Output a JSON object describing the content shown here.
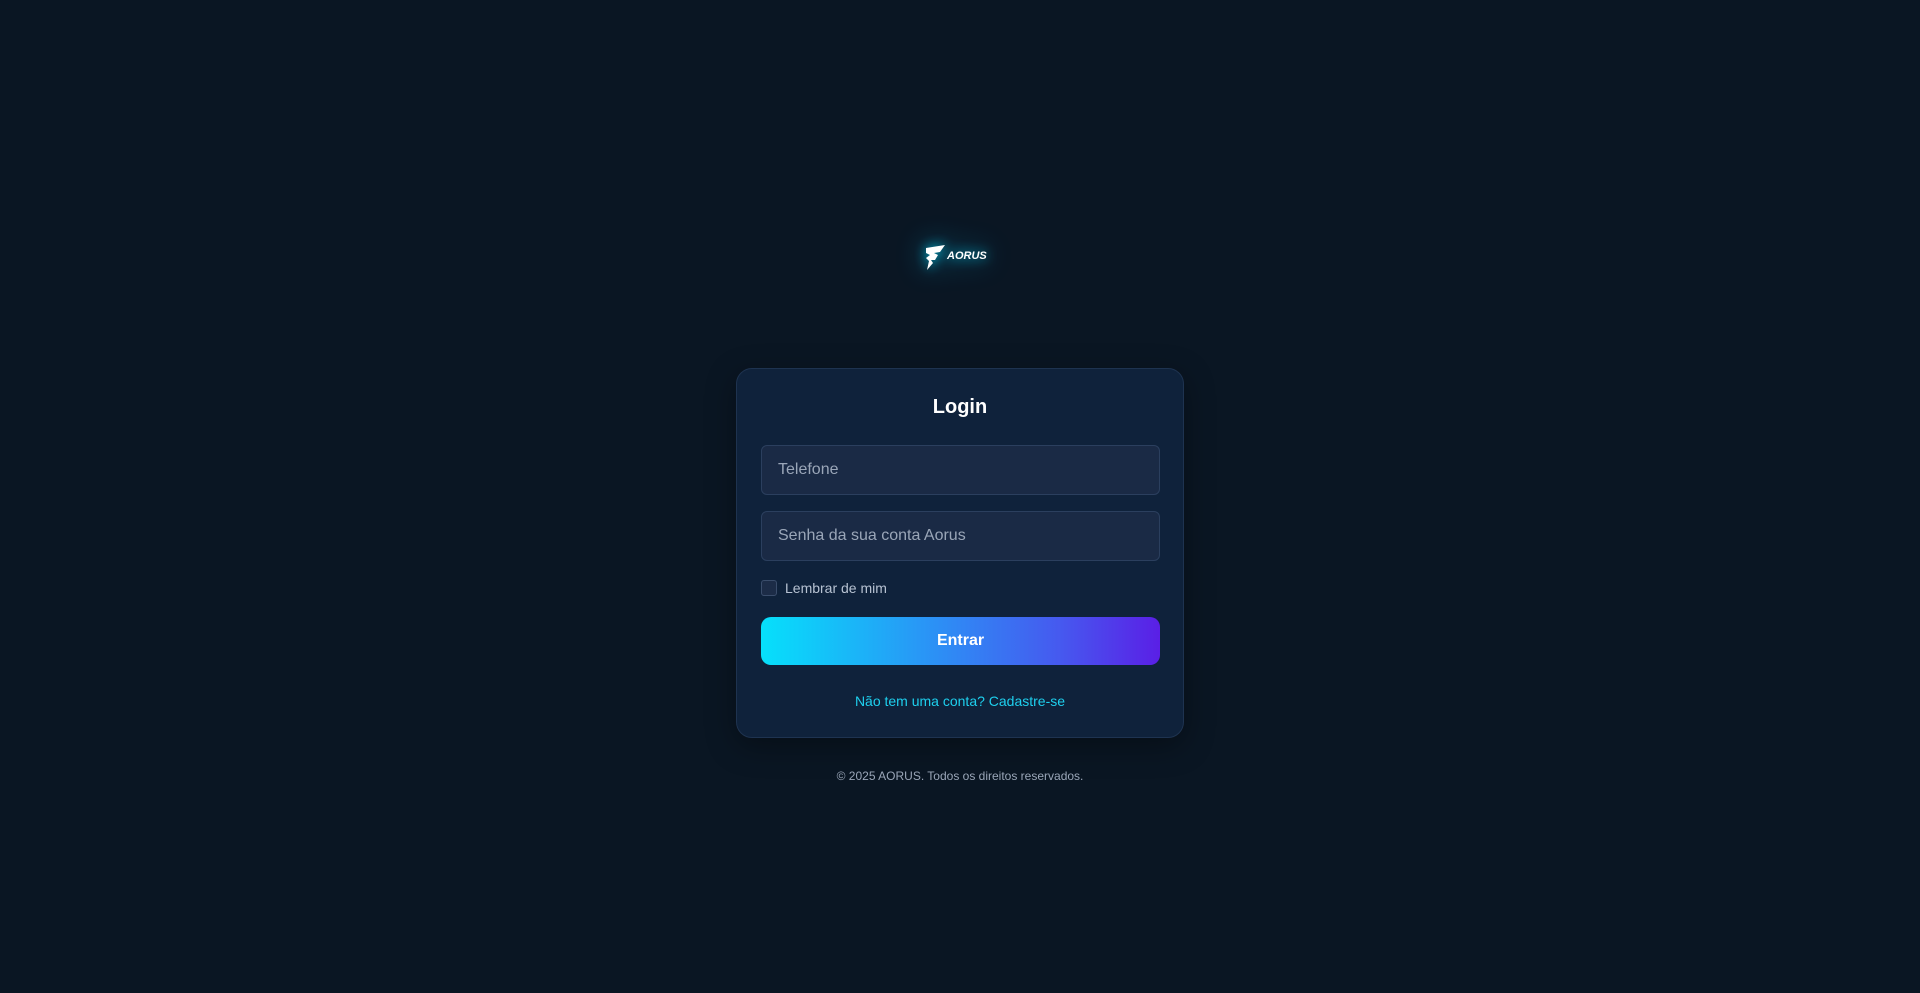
{
  "brand": {
    "logo_text": "AORUS",
    "logo_icon": "aorus-eagle-logo",
    "glow_color": "#00dcff"
  },
  "login": {
    "title": "Login",
    "phone_placeholder": "Telefone",
    "password_placeholder": "Senha da sua conta Aorus",
    "remember_label": "Lembrar de mim",
    "remember_checked": false,
    "submit_label": "Entrar",
    "signup_link": "Não tem uma conta? Cadastre-se"
  },
  "footer": {
    "copyright": "© 2025 AORUS. Todos os direitos reservados."
  },
  "colors": {
    "background": "#0a1623",
    "card": "#0f223b",
    "input": "#1a2a45",
    "accent": "#1ed0ee",
    "gradient_start": "#06e0fb",
    "gradient_end": "#5a1fe6"
  }
}
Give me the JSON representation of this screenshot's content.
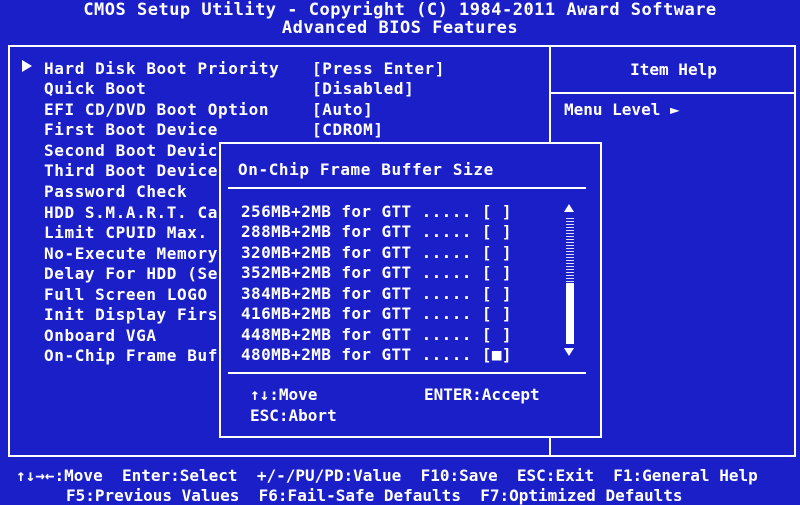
{
  "header": {
    "title": "CMOS Setup Utility - Copyright (C) 1984-2011 Award Software",
    "subtitle": "Advanced BIOS Features"
  },
  "menu": {
    "items": [
      {
        "label": "Hard Disk Boot Priority",
        "value": "[Press Enter]"
      },
      {
        "label": "Quick Boot",
        "value": "[Disabled]"
      },
      {
        "label": "EFI CD/DVD Boot Option",
        "value": "[Auto]"
      },
      {
        "label": "First Boot Device",
        "value": "[CDROM]"
      },
      {
        "label": "Second Boot Devic",
        "value": ""
      },
      {
        "label": "Third Boot Device",
        "value": ""
      },
      {
        "label": "Password Check",
        "value": ""
      },
      {
        "label": "HDD S.M.A.R.T. Ca",
        "value": ""
      },
      {
        "label": "Limit CPUID Max.",
        "value": ""
      },
      {
        "label": "No-Execute Memory",
        "value": ""
      },
      {
        "label": "Delay For HDD (Se",
        "value": ""
      },
      {
        "label": "Full Screen LOGO",
        "value": ""
      },
      {
        "label": "Init Display Firs",
        "value": ""
      },
      {
        "label": "Onboard VGA",
        "value": ""
      },
      {
        "label": "On-Chip Frame Buf",
        "value": ""
      }
    ]
  },
  "item_help": {
    "title": "Item Help",
    "menu_level": "Menu Level  ►"
  },
  "popup": {
    "title": "On-Chip Frame Buffer Size",
    "options": [
      {
        "label": "256MB+2MB for GTT .....",
        "mark": "[ ]"
      },
      {
        "label": "288MB+2MB for GTT .....",
        "mark": "[ ]"
      },
      {
        "label": "320MB+2MB for GTT .....",
        "mark": "[ ]"
      },
      {
        "label": "352MB+2MB for GTT .....",
        "mark": "[ ]"
      },
      {
        "label": "384MB+2MB for GTT .....",
        "mark": "[ ]"
      },
      {
        "label": "416MB+2MB for GTT .....",
        "mark": "[ ]"
      },
      {
        "label": "448MB+2MB for GTT .....",
        "mark": "[ ]"
      },
      {
        "label": "480MB+2MB for GTT .....",
        "mark": "[■]"
      }
    ],
    "help_move": "↑↓:Move",
    "help_enter": "ENTER:Accept",
    "help_abort": "ESC:Abort"
  },
  "footer": {
    "line1": "↑↓→←:Move  Enter:Select  +/-/PU/PD:Value  F10:Save  ESC:Exit  F1:General Help",
    "line2": "F5:Previous Values  F6:Fail-Safe Defaults  F7:Optimized Defaults"
  },
  "colors": {
    "background": "#1b1fc8",
    "foreground": "#ffffff"
  }
}
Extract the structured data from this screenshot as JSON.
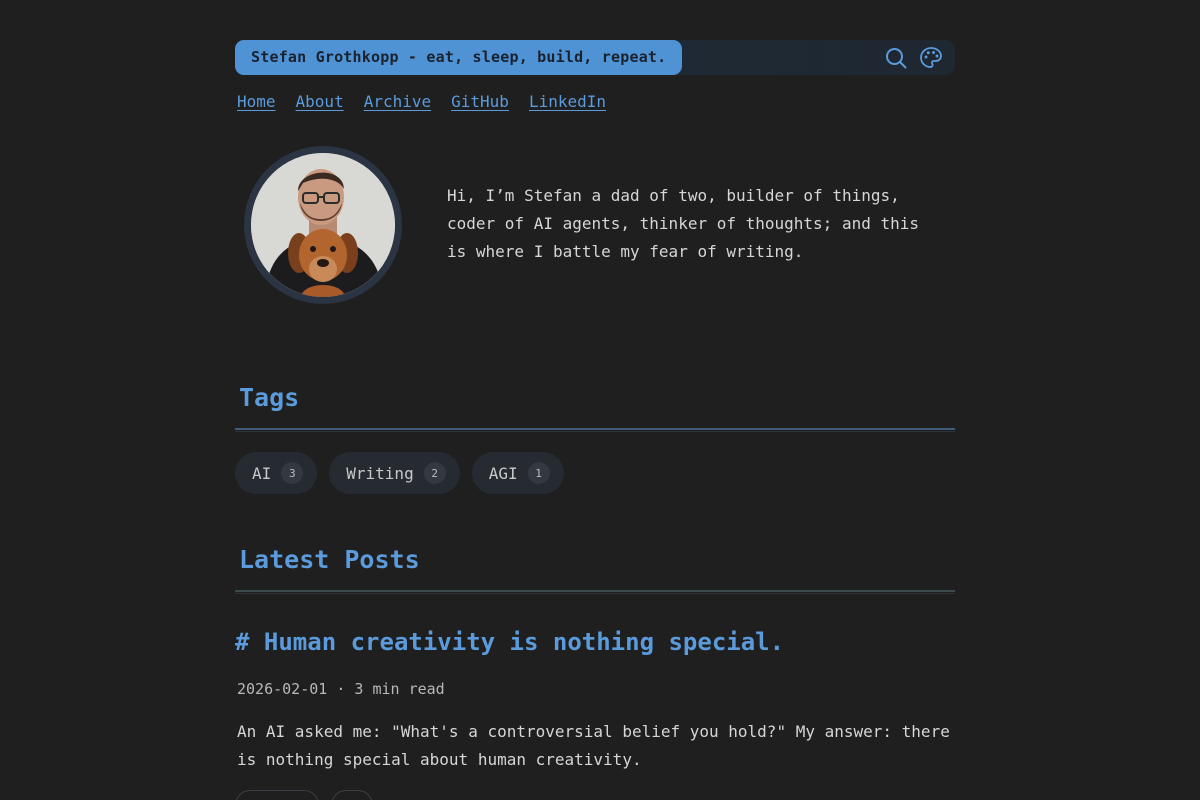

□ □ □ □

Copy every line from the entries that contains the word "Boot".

        "label": "Hard Disk Boot Priority",
        "label": "Quick Boot",
        "label": "EFI CD/DVD Boot Option",
        "label": "First Boot Device",
        "label": "Second Boot Devic",
        "label": "Third Boot Device",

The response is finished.